DESCRIPTION OF THE TASK - From the entries below, extract every line that includes the word "label".

PROVIDED RECORDS -
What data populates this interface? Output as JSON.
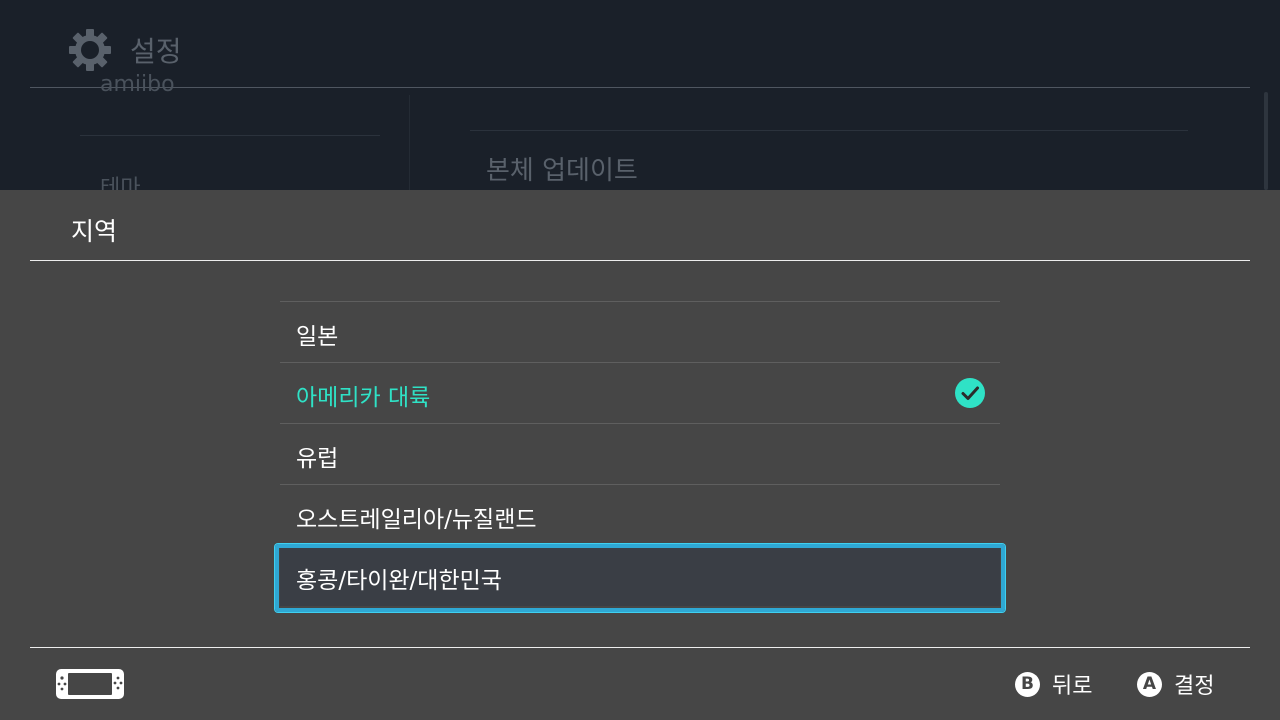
{
  "background": {
    "header_title": "설정",
    "sidebar_items": [
      "amiibo",
      "테마"
    ],
    "main_item": "본체 업데이트"
  },
  "panel": {
    "title": "지역",
    "regions": [
      {
        "label": "일본",
        "selected": false,
        "focused": false
      },
      {
        "label": "아메리카 대륙",
        "selected": true,
        "focused": false
      },
      {
        "label": "유럽",
        "selected": false,
        "focused": false
      },
      {
        "label": "오스트레일리아/뉴질랜드",
        "selected": false,
        "focused": false
      },
      {
        "label": "홍콩/타이완/대한민국",
        "selected": false,
        "focused": true
      }
    ]
  },
  "footer": {
    "back": {
      "glyph": "B",
      "label": "뒤로"
    },
    "ok": {
      "glyph": "A",
      "label": "결정"
    }
  },
  "colors": {
    "selected_text": "#2fe2c6",
    "focus_border": "#2fa8d4",
    "panel_bg": "#464646"
  },
  "icons": {
    "header": "gear-icon",
    "selected_mark": "checkmark-circle-icon",
    "console": "handheld-console-icon"
  }
}
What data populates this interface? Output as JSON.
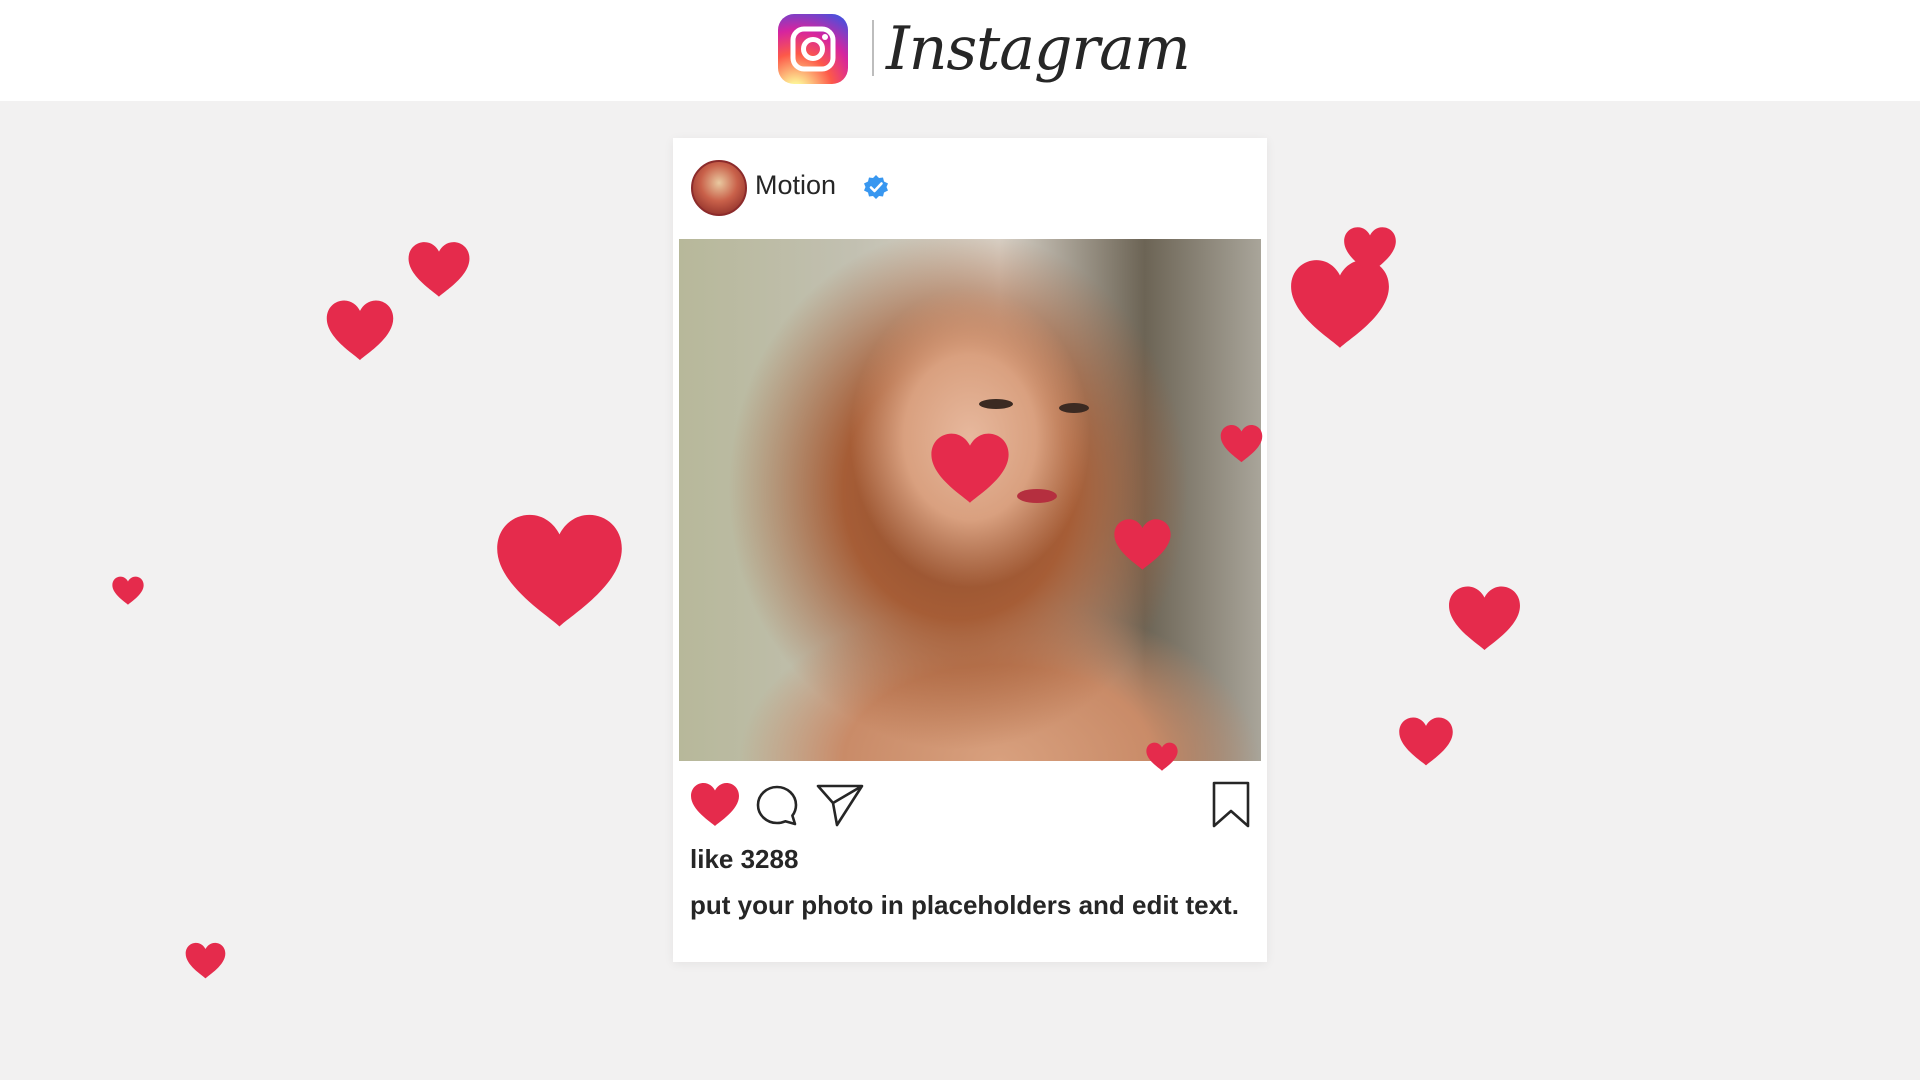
{
  "header": {
    "logo_icon": "instagram-camera-icon",
    "wordmark": "Instagram"
  },
  "post": {
    "username": "Motion",
    "verified_icon": "verified-badge-icon",
    "photo": "portrait-photo",
    "actions": {
      "like_icon": "heart-icon",
      "comment_icon": "comment-icon",
      "share_icon": "send-icon",
      "save_icon": "bookmark-icon"
    },
    "likes_text": "like 3288",
    "caption": "put your photo in placeholders and edit text."
  },
  "colors": {
    "heart": "#e52b4c",
    "accent_verified": "#3897f0",
    "text": "#262626"
  }
}
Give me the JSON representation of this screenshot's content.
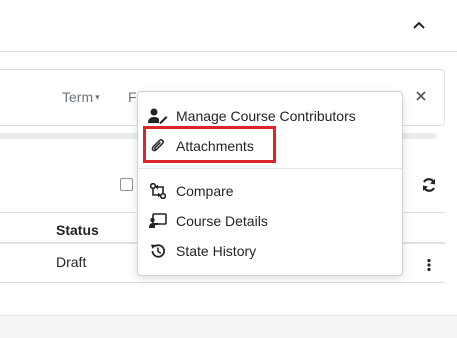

RESULT -
        "label": "일본",
        "label": "아메리카 대륙",
        "label": "유럽",
        "label": "오스트레일리아/뉴질랜드",
        "label": "홍콩/타이완/대한민국",
      "label": "뒤로"
      "label": "결정"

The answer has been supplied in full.